If people around you are constantly feeling ignored, even though you are convinced that you are giving them so much of your time, then chances are that you are not paying them enough attention. Instead of trying to squeeze them in when you are trying to focus on something else, allocate time to focus on them exclusively. When that time comes around, don’t be distracted by anything else around you or even by your own thoughts. You may find it difficult to do at first but this kind of deep listening pays off in building relationships and enabling your employees and colleagues to recognize that you really do want to hear what they have to say.
Failure to give your full attention to one task at a time can also have dire potential consequences as you are rushing to complete a task and shift quickly to the next one. This is when mistakes can happen and sometimes they can be costly and time consuming to unravel. Focus not only gives you the satisfaction of doing a task and doing it well the first time, it also reduces the frustration that you will feel from making mistakes and having to re-do a task multiple times.

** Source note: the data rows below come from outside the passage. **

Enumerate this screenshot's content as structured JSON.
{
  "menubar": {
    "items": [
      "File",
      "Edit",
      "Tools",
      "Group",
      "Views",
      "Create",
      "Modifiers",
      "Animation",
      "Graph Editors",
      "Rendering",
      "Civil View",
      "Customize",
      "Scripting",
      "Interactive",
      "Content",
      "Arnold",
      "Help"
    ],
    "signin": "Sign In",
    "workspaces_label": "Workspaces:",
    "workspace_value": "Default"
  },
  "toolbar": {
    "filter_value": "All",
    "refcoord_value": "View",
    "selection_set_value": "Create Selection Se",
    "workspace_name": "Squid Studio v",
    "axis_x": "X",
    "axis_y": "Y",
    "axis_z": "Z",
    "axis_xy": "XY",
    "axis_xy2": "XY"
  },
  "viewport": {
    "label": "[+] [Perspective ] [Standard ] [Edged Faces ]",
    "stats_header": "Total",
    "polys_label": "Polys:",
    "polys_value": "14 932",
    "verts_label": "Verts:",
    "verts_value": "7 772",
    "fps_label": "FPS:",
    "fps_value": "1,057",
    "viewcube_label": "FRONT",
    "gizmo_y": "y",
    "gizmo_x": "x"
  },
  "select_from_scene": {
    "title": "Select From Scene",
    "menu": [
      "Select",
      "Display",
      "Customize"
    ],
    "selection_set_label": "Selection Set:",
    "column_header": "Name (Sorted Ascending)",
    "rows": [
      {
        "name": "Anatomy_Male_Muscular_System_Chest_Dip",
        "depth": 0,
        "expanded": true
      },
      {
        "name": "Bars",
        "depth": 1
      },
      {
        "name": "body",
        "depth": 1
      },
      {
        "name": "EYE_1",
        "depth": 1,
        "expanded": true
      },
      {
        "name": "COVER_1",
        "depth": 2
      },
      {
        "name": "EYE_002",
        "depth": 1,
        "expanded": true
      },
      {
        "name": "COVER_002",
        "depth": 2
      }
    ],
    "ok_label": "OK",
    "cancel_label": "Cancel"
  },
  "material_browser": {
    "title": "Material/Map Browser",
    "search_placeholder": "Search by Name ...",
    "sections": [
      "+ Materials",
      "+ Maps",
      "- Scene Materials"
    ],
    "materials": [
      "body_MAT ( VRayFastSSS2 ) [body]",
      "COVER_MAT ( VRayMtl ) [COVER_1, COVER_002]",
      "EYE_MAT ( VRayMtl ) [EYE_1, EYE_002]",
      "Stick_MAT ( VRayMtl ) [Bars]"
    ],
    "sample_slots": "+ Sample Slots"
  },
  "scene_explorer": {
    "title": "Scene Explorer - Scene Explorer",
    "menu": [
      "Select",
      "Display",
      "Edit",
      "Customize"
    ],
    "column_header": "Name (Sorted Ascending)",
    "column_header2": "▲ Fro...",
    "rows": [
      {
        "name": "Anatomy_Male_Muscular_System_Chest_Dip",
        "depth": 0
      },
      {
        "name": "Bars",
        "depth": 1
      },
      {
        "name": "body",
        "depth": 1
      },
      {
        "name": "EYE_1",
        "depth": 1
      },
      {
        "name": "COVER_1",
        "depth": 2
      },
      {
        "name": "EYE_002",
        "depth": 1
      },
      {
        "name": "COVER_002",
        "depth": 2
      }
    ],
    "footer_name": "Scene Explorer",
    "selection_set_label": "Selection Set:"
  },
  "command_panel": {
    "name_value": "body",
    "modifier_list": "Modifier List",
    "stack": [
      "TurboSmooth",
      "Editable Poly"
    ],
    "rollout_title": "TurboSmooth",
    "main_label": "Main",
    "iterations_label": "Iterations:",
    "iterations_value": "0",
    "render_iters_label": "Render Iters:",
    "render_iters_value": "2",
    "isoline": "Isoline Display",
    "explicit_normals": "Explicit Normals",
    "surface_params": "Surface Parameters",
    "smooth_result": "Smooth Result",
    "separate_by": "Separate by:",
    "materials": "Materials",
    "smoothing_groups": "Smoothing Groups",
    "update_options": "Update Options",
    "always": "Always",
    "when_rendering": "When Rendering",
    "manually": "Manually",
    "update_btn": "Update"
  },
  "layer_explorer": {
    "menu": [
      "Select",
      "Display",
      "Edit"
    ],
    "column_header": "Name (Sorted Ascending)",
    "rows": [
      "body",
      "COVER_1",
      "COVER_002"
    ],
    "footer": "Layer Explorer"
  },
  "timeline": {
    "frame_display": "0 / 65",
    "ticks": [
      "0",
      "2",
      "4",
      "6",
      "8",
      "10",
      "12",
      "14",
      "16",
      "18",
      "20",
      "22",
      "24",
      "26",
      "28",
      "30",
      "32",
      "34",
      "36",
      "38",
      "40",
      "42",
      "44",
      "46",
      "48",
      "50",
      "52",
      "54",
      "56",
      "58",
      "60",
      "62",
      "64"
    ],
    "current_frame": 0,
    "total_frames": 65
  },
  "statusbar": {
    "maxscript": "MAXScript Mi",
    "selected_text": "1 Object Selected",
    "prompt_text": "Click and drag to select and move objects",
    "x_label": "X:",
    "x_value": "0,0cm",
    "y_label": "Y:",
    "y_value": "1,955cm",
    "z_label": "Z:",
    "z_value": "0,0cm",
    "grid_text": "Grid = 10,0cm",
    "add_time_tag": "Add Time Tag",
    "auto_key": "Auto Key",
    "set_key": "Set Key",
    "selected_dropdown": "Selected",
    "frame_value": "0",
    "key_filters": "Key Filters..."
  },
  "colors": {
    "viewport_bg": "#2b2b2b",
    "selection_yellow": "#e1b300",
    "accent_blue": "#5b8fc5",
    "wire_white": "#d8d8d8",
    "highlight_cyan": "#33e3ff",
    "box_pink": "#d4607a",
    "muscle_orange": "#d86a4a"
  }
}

Unfortunately, the person who most suffers from multi-tasking is the person who is practicing it. It’s like self-inflicted torture. Our brains are already busy working to keep us alive by engaging in multiple tasks at the same time. When you are now trying to force yourself to respond to email while also engaging in conversation or flipping between the report you are preparing and responding to every question that comes to your door, you run the risk of not giving proper attention to any of the tasks that you are doing. If you doubt this, just look at the many accidents we hear about which involve people who are trying to text and drive at the same time.
Researchers have found that those individuals who are able to pay attention to one thing at a time are actually more productive. They get more done, produce a higher quality of work and end up feeling less stressed.
Focus doesn’t mean that you spend your whole day working on one thing. Unfortunately, in today’s demanding work environment that is usually not feasible anyway. Instead, focus refers to us giving our attention to one thing at a time for however long we can, even if it is just for fifteen or twenty minutes. That attention pays off big time. Take it from all the reformed multi-taskers out here. We have seen the future and it is FOCUSED!
Marjorie Wharton is a trainer, facilitator and coach who works with individuals and organizations to help them improve their performance. She is based at the Sagicor Cave Hill School of Business in Barbados. Follow her on twitter, Instagram and LinkedIn. For more of her writing visit https://marjoriewharton.live